A recent Longer View article looked at standout commodities performer palladium. Now, for the dunce of the class: cocoa. The long history of cocoa ranges from a phase during which it was used as a unit of currency in Mayan and Aztec civilisations, to a dramatic spike in prices during the s. Almost years of price data reveal that as well as precipitous drops that have melted gains, investors have also enjoyed longish periods of sweeter returns.
Humans have enjoyed the fruits of the cocoa tree for thousands of years. Bitter, spicy chocolate drinks played an important role in Mayan and Aztec society, and the cocoa bean served as a unit of currency. In the 19th century, the production of chocolate was industrialised. Innovations in bean processing paved the way for cocoa powder and chocolate bars.

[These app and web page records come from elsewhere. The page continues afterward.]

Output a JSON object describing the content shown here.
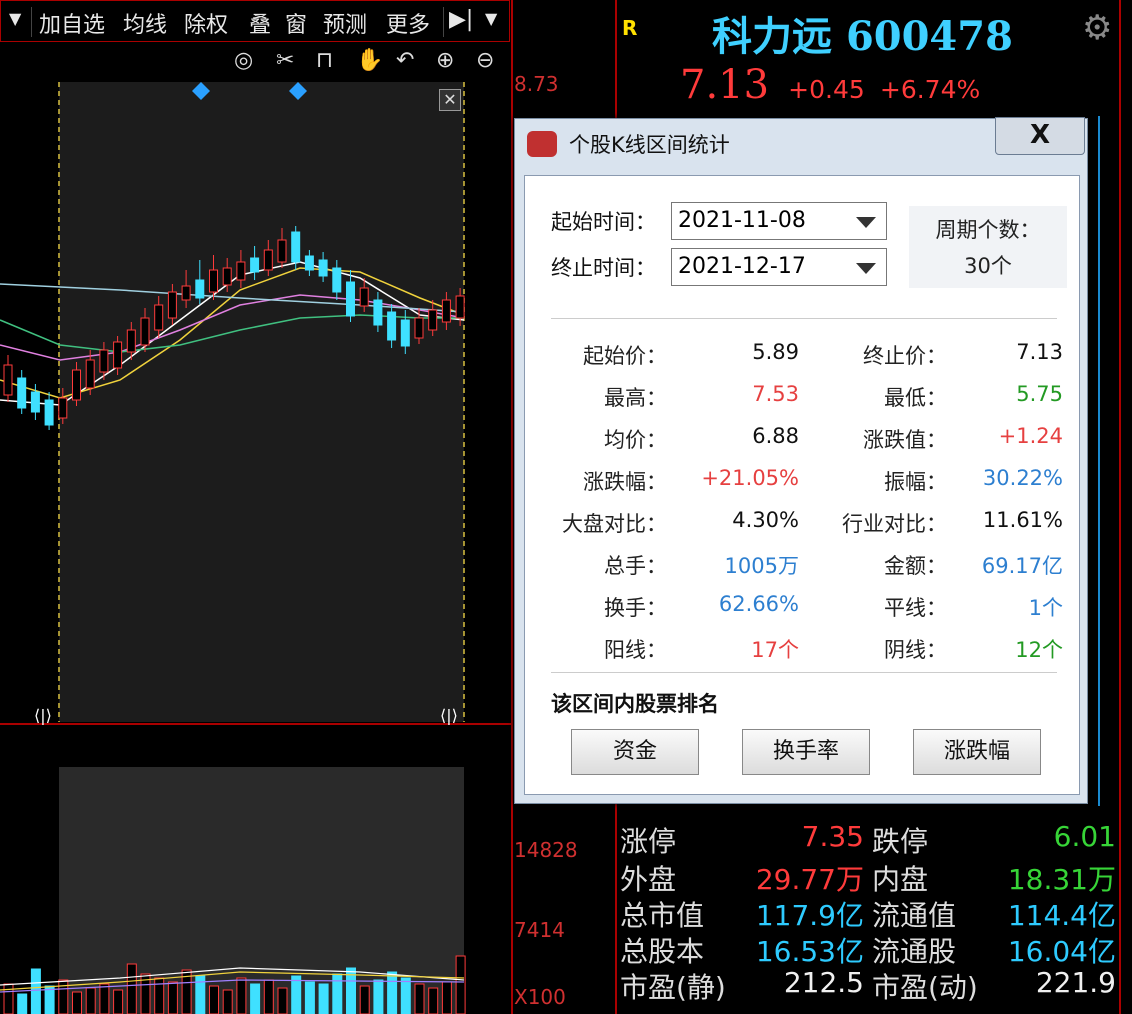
{
  "toolbar": {
    "items": [
      "加自选",
      "均线",
      "除权",
      "叠",
      "窗",
      "预测",
      "更多"
    ],
    "dropdown_icon": "chevron-down-icon",
    "play_icon": "skip-forward-icon"
  },
  "chart_toolbar_icons": [
    "eye-icon",
    "scissors-icon",
    "lock-icon",
    "hand-icon",
    "undo-icon",
    "zoom-in-icon",
    "zoom-out-icon"
  ],
  "axis_labels": {
    "price_top": "8.73",
    "volume_mid": "14828",
    "volume_low": "7414",
    "volume_unit": "X100"
  },
  "stock": {
    "r_badge": "R",
    "name": "科力远",
    "code": "600478",
    "price": "7.13",
    "change": "+0.45",
    "change_pct": "+6.74%"
  },
  "quote_rows": [
    {
      "l1": "涨停",
      "v1": "7.35",
      "l2": "跌停",
      "v2": "6.01",
      "c1": "red",
      "c2": "green"
    },
    {
      "l1": "外盘",
      "v1": "29.77万",
      "l2": "内盘",
      "v2": "18.31万",
      "c1": "red",
      "c2": "green"
    },
    {
      "l1": "总市值",
      "v1": "117.9亿",
      "l2": "流通值",
      "v2": "114.4亿",
      "c1": "cyan",
      "c2": "cyan"
    },
    {
      "l1": "总股本",
      "v1": "16.53亿",
      "l2": "流通股",
      "v2": "16.04亿",
      "c1": "cyan",
      "c2": "cyan"
    },
    {
      "l1": "市盈(静)",
      "v1": "212.5",
      "l2": "市盈(动)",
      "v2": "221.9",
      "c1": "white",
      "c2": "white"
    }
  ],
  "dialog": {
    "title": "个股K线区间统计",
    "close_label": "X",
    "start_label": "起始时间：",
    "start_value": "2021-11-08",
    "end_label": "终止时间：",
    "end_value": "2021-12-17",
    "period_label": "周期个数：",
    "period_value": "30个",
    "stats": [
      {
        "l1": "起始价：",
        "v1": "5.89",
        "c1": "black",
        "l2": "终止价：",
        "v2": "7.13",
        "c2": "black"
      },
      {
        "l1": "最高：",
        "v1": "7.53",
        "c1": "red",
        "l2": "最低：",
        "v2": "5.75",
        "c2": "green"
      },
      {
        "l1": "均价：",
        "v1": "6.88",
        "c1": "black",
        "l2": "涨跌值：",
        "v2": "+1.24",
        "c2": "red"
      },
      {
        "l1": "涨跌幅：",
        "v1": "+21.05%",
        "c1": "red",
        "l2": "振幅：",
        "v2": "30.22%",
        "c2": "blue"
      },
      {
        "l1": "大盘对比：",
        "v1": "4.30%",
        "c1": "black",
        "l2": "行业对比：",
        "v2": "11.61%",
        "c2": "black"
      },
      {
        "l1": "总手：",
        "v1": "1005万",
        "c1": "blue",
        "l2": "金额：",
        "v2": "69.17亿",
        "c2": "blue"
      },
      {
        "l1": "换手：",
        "v1": "62.66%",
        "c1": "blue",
        "l2": "平线：",
        "v2": "1个",
        "c2": "blue"
      },
      {
        "l1": "阳线：",
        "v1": "17个",
        "c1": "red",
        "l2": "阴线：",
        "v2": "12个",
        "c2": "green"
      }
    ],
    "ranking_label": "该区间内股票排名",
    "buttons": [
      "资金",
      "换手率",
      "涨跌幅"
    ]
  },
  "colors": {
    "up": "#ff3b3b",
    "down": "#3fe0ff",
    "ma5": "#ffffff",
    "ma10": "#f0d23c",
    "ma20": "#e080e0",
    "ma60": "#40c080"
  }
}
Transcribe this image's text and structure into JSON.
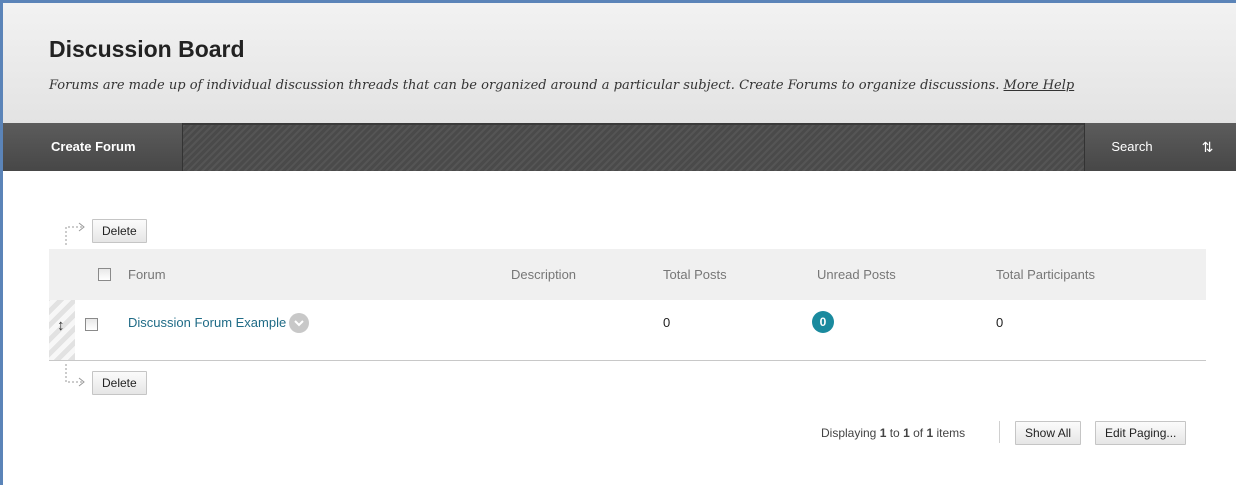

As production scaled up, factories required guaranteed supply, and forward contract sales proliferated. In London, what had been an informal trade carried out in coffee houses migrated to the Commercial Sale Room at Mincing Lane.